What to produce ▸ Every line in the records below with the string "Carrefour" is to be copied out.

Records from a dataset:
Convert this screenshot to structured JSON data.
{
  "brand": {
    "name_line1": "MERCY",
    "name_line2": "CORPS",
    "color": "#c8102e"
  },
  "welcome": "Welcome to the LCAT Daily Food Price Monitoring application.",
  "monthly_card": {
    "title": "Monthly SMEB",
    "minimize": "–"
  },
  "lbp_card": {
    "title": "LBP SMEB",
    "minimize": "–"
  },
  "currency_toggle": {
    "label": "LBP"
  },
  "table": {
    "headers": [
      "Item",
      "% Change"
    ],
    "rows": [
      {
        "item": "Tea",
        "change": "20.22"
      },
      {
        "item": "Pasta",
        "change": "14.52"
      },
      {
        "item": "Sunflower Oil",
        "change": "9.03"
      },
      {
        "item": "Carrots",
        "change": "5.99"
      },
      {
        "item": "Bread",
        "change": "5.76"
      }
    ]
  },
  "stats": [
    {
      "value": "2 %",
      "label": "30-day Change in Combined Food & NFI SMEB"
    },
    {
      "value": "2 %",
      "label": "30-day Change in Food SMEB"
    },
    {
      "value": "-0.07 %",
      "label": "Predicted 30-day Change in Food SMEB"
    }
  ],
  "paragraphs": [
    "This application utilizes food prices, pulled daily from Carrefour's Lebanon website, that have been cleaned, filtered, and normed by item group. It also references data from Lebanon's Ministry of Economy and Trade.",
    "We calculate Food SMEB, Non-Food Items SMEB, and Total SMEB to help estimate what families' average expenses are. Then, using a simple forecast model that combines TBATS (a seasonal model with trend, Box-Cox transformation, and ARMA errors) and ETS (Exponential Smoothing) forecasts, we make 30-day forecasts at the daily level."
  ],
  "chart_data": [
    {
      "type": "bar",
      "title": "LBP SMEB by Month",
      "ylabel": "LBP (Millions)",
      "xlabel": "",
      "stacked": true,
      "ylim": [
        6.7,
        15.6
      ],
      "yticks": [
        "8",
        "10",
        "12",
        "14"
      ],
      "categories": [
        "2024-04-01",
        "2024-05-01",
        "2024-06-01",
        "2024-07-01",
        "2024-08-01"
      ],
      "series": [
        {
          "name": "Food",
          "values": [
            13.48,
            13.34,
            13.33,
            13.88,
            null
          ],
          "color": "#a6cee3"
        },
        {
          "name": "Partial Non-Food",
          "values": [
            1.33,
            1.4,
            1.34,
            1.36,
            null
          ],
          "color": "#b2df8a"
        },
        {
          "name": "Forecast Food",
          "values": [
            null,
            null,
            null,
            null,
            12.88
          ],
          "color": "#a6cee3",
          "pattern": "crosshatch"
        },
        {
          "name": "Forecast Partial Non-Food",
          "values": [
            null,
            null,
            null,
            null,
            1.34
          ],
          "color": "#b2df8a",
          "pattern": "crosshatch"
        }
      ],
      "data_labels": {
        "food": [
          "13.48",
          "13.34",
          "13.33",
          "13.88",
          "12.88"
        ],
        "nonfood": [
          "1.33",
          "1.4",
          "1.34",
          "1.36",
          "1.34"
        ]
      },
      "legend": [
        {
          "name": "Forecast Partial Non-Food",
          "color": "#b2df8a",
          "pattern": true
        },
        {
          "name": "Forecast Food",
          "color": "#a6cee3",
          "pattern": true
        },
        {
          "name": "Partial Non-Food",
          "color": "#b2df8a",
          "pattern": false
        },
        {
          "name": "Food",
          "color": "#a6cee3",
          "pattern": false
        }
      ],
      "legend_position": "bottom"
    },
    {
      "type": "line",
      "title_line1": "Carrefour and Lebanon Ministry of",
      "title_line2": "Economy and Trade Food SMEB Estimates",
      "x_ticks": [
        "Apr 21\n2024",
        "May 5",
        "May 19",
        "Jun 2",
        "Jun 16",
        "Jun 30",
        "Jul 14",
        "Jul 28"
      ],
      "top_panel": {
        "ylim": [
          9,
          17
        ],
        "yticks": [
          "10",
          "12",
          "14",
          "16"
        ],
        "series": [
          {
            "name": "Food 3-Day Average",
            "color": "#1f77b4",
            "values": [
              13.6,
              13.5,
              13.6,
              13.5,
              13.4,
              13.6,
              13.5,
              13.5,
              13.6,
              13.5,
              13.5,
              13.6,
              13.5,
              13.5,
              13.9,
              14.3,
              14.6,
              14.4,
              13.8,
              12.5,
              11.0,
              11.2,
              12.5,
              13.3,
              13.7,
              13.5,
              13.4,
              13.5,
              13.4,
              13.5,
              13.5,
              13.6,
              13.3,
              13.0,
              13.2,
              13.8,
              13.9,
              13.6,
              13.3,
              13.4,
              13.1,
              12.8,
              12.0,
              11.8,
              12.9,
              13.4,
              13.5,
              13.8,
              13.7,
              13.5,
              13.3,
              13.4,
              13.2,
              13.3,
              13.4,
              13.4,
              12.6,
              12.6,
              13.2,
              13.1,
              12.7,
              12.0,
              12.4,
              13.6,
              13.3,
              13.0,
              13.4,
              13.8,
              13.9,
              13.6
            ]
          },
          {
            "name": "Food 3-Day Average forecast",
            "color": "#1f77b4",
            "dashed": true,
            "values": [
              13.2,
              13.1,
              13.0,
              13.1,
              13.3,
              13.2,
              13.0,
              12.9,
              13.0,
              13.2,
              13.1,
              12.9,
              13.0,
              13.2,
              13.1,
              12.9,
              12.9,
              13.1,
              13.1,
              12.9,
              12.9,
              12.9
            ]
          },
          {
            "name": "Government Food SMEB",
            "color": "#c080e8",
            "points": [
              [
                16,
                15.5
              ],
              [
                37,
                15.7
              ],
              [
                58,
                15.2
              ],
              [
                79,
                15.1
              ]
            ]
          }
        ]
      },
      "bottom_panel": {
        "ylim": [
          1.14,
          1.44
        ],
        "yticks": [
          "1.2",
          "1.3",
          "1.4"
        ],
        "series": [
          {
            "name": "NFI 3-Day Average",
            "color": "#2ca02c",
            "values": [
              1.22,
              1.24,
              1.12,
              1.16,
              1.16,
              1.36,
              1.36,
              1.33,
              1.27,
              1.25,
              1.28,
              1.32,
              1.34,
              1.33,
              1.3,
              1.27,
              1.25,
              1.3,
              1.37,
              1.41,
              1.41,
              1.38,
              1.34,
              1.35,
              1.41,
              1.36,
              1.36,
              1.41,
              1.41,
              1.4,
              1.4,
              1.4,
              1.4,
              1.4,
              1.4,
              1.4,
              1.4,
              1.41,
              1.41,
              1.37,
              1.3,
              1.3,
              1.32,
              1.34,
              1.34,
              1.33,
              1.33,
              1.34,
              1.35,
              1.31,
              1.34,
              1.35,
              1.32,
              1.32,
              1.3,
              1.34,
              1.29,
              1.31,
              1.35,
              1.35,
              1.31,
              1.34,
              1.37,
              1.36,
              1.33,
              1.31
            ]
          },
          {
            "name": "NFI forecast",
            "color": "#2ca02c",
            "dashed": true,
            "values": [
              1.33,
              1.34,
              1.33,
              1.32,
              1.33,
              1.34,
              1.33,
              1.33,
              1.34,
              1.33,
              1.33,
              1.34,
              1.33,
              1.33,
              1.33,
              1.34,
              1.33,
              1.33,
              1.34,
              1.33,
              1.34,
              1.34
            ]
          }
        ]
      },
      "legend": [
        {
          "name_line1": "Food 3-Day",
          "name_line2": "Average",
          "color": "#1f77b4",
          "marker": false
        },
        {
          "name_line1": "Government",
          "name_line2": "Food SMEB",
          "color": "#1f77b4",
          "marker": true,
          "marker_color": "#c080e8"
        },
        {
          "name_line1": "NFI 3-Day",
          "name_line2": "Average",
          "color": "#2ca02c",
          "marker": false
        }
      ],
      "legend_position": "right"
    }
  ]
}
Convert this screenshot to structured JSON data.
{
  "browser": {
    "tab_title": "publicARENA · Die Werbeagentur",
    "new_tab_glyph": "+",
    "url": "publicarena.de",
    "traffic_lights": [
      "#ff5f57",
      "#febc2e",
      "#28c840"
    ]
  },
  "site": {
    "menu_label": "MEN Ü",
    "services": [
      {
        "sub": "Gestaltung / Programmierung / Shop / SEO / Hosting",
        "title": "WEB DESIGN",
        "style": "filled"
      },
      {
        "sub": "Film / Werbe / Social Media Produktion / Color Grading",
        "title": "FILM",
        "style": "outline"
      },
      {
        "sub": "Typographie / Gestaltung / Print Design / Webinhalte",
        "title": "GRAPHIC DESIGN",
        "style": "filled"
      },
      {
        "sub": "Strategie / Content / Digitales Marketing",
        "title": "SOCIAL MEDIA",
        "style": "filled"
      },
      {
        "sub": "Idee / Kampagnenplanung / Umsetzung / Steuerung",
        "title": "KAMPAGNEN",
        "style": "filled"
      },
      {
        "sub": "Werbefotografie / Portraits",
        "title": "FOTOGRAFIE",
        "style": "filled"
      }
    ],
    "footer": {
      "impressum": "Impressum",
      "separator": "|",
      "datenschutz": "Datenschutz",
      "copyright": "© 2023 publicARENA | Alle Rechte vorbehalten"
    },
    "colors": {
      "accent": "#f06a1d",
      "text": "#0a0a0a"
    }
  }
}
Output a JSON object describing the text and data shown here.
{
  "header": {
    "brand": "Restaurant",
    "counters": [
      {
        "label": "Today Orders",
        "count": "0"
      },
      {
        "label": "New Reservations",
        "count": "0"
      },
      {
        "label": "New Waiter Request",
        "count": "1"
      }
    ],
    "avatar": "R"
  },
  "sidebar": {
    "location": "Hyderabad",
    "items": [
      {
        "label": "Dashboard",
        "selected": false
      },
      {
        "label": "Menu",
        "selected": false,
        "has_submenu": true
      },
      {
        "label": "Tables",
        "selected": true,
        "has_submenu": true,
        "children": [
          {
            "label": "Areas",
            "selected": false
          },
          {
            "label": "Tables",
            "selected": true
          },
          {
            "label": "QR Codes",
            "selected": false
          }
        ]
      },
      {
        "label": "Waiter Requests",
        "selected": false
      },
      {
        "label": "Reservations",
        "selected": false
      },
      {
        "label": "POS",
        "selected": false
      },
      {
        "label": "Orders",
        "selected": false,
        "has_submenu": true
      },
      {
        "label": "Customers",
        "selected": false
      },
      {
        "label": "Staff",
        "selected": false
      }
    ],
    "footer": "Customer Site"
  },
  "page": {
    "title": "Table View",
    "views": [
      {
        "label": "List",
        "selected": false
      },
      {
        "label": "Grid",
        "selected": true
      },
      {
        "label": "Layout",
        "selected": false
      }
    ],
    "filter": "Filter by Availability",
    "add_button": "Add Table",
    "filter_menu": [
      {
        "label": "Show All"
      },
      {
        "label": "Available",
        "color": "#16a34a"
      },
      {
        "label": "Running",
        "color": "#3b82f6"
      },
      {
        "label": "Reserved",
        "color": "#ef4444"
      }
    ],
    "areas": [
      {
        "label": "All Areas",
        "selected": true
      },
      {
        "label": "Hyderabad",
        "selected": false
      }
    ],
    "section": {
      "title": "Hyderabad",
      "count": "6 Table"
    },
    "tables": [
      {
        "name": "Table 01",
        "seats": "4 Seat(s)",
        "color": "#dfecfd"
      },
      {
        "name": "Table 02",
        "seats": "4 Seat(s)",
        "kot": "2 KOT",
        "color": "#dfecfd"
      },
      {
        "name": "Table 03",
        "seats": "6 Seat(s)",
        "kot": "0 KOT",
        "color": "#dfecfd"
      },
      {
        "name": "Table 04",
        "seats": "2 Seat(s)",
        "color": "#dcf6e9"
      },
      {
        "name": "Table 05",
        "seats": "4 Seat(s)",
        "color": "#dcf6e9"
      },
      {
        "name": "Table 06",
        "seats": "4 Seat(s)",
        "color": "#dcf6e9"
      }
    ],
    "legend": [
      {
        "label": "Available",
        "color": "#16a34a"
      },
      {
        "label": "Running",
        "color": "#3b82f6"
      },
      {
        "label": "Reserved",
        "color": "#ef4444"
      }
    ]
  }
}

Answer to this problem ▸
    "This application utilizes food prices, pulled daily from Carrefour's Lebanon website, that have been cleaned, filtered, and normed by item group. It also references data from Lebanon's Ministry of Economy and Trade.",
      "title_line1": "Carrefour and Lebanon Ministry of",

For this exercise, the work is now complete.